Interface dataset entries
· · · ·
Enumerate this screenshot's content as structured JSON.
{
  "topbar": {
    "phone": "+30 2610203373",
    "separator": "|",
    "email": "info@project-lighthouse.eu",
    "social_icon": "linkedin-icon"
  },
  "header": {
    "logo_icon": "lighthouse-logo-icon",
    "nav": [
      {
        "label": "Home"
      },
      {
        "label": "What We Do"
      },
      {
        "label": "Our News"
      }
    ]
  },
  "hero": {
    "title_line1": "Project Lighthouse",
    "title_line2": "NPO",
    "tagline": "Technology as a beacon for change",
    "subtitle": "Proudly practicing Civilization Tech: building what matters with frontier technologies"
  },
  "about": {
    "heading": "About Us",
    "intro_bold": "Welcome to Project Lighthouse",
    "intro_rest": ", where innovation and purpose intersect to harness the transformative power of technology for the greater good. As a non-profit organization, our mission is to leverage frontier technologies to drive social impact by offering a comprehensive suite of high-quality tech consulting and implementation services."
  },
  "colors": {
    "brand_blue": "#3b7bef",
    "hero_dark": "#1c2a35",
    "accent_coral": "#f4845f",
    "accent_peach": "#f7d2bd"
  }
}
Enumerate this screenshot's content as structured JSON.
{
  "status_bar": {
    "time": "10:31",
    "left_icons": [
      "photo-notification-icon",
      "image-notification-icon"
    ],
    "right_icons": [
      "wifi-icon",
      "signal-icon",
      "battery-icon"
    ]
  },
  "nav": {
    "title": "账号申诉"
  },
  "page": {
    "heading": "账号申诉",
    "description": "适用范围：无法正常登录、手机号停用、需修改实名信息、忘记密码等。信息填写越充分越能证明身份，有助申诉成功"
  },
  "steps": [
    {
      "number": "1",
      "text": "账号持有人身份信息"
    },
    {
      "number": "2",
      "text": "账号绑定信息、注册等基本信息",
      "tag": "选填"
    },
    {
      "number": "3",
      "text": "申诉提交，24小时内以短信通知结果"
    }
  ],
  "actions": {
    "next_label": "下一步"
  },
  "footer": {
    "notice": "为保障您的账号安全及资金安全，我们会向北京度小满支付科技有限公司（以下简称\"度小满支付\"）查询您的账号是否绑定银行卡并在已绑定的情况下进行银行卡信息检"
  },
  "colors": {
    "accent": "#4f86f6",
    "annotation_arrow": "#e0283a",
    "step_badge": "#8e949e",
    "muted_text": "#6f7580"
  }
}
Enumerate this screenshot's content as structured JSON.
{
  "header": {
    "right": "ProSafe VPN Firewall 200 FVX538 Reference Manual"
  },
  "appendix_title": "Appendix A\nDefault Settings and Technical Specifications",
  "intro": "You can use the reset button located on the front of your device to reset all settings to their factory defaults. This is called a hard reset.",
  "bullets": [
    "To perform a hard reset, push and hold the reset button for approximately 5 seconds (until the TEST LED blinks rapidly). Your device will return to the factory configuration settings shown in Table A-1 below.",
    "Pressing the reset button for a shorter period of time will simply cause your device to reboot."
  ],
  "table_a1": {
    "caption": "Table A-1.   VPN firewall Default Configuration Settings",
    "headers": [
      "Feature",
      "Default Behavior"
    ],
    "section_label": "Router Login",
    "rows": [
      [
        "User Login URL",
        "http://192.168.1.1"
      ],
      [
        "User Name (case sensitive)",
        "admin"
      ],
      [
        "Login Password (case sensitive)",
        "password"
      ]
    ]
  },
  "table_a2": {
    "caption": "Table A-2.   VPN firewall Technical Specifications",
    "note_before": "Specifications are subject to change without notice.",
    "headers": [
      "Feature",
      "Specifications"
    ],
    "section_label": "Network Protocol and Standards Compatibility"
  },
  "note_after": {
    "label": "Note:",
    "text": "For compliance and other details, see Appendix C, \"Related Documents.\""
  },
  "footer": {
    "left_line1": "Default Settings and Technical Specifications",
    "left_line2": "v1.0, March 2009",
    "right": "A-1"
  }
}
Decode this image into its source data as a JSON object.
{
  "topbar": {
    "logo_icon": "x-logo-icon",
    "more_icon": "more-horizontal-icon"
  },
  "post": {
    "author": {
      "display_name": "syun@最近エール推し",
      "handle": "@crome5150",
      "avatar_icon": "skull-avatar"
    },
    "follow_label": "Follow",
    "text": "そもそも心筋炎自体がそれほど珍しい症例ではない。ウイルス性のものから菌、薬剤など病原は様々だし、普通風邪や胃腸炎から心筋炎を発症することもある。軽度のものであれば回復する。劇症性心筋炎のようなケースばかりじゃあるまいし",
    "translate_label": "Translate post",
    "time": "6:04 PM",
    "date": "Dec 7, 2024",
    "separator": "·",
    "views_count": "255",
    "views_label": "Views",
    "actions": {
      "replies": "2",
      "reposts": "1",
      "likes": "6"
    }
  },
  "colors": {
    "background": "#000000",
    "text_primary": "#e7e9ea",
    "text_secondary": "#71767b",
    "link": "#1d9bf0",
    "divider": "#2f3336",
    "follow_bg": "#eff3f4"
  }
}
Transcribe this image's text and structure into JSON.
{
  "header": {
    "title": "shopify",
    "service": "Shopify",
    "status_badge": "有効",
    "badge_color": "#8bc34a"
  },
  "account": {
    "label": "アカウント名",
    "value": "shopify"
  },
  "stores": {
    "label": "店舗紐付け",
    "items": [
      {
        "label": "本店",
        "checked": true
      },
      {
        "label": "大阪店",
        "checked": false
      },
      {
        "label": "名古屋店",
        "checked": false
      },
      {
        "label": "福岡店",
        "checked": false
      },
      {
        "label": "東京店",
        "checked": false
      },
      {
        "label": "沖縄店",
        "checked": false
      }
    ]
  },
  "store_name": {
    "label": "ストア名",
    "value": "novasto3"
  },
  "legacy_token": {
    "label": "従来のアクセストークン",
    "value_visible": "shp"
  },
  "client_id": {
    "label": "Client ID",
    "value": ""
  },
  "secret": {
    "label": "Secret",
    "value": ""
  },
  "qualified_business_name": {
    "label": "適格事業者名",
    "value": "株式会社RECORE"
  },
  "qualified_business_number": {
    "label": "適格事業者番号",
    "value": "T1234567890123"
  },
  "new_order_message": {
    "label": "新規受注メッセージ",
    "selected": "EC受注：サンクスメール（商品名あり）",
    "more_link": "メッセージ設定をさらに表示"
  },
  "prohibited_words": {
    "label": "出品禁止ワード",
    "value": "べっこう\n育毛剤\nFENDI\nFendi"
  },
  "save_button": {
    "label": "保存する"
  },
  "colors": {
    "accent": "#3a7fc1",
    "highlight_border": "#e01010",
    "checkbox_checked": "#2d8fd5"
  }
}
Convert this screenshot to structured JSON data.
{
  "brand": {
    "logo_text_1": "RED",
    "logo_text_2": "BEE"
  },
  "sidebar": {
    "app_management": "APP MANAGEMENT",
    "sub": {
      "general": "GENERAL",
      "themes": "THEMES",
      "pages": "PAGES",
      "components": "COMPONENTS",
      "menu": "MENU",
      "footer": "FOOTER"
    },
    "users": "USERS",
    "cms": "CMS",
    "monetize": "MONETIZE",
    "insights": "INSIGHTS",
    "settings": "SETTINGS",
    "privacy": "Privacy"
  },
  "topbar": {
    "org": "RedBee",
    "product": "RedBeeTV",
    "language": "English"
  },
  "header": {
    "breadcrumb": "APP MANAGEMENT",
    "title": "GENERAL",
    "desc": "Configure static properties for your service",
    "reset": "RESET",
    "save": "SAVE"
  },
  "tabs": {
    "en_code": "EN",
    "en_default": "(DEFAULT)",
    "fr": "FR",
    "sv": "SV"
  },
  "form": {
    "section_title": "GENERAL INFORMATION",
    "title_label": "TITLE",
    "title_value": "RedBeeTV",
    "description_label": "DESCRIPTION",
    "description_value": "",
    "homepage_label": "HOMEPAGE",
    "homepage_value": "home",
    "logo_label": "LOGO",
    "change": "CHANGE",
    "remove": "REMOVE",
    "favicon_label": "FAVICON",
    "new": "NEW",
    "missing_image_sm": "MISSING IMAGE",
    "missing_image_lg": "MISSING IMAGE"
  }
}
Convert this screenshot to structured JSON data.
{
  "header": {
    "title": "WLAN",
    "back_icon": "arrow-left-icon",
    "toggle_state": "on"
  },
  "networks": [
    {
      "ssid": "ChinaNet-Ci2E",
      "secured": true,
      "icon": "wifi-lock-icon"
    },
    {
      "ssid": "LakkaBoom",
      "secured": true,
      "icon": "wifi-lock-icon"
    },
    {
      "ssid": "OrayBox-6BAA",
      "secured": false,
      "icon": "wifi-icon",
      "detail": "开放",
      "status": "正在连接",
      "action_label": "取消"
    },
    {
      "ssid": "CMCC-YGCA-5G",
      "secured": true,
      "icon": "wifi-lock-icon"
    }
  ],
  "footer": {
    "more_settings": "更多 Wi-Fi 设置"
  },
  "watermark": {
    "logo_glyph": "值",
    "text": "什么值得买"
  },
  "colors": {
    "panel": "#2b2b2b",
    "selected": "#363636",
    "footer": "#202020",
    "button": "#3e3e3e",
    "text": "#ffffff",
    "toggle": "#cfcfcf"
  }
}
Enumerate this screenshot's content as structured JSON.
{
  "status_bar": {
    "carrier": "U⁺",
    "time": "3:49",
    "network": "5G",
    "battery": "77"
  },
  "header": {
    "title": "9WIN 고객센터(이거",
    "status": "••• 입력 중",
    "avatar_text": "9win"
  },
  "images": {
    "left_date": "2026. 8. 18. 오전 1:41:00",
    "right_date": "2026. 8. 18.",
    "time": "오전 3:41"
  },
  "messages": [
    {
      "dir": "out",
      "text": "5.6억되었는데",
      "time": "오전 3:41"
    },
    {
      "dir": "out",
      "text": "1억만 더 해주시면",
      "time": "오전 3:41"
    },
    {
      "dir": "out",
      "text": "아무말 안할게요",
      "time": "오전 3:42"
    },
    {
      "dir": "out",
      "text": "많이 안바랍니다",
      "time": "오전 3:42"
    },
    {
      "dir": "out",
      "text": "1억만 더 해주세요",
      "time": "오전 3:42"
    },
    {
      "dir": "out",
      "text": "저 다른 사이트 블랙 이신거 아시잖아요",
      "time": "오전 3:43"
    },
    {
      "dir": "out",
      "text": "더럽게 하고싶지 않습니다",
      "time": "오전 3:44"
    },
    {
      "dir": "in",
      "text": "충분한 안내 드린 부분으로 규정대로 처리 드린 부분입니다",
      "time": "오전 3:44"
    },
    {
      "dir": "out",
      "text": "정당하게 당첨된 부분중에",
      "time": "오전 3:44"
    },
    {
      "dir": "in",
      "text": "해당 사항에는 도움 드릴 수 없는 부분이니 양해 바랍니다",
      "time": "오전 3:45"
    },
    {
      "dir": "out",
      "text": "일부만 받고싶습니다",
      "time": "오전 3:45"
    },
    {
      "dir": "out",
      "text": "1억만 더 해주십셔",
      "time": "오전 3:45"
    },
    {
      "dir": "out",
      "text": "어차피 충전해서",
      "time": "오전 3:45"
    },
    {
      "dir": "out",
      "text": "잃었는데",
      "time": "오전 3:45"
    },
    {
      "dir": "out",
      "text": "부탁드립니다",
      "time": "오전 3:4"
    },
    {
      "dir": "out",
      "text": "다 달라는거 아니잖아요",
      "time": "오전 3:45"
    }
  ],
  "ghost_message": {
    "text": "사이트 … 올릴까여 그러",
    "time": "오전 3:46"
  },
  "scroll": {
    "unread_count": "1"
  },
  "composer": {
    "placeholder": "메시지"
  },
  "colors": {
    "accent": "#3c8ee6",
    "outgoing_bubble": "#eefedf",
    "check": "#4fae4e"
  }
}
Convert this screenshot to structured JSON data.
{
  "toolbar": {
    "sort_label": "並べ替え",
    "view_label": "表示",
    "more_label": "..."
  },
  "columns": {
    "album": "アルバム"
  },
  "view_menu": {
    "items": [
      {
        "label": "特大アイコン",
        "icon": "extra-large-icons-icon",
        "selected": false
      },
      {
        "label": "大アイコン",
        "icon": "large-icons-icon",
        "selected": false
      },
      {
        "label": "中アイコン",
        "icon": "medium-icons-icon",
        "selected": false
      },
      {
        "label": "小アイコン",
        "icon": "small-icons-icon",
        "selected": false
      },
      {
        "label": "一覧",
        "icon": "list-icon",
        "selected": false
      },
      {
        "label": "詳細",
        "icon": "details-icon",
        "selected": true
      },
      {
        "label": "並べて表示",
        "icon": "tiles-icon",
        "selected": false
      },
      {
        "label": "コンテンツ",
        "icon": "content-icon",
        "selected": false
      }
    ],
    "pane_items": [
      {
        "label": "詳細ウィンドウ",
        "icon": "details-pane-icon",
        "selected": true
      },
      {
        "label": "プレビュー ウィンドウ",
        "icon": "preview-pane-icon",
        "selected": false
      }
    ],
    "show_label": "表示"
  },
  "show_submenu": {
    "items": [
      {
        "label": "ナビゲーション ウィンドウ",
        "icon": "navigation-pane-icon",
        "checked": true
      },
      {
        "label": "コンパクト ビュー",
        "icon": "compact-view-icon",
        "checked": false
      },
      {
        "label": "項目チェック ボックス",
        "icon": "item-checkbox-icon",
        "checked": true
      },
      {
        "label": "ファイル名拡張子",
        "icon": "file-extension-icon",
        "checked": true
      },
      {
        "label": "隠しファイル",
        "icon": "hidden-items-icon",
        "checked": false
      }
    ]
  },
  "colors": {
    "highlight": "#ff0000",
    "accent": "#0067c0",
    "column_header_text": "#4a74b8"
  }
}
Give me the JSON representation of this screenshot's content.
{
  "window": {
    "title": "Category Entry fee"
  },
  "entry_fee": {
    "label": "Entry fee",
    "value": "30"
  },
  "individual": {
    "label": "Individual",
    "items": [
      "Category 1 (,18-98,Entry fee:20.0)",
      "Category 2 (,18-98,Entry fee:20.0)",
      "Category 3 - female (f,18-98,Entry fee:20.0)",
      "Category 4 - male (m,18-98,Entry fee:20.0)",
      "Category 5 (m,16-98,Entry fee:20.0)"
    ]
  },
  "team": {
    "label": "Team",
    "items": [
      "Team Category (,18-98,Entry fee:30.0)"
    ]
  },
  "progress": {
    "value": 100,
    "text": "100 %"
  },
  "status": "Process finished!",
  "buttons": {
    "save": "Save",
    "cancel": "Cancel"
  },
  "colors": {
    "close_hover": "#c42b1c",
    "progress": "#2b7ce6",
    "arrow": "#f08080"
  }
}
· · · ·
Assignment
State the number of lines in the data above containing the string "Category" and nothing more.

Answer to the problem
7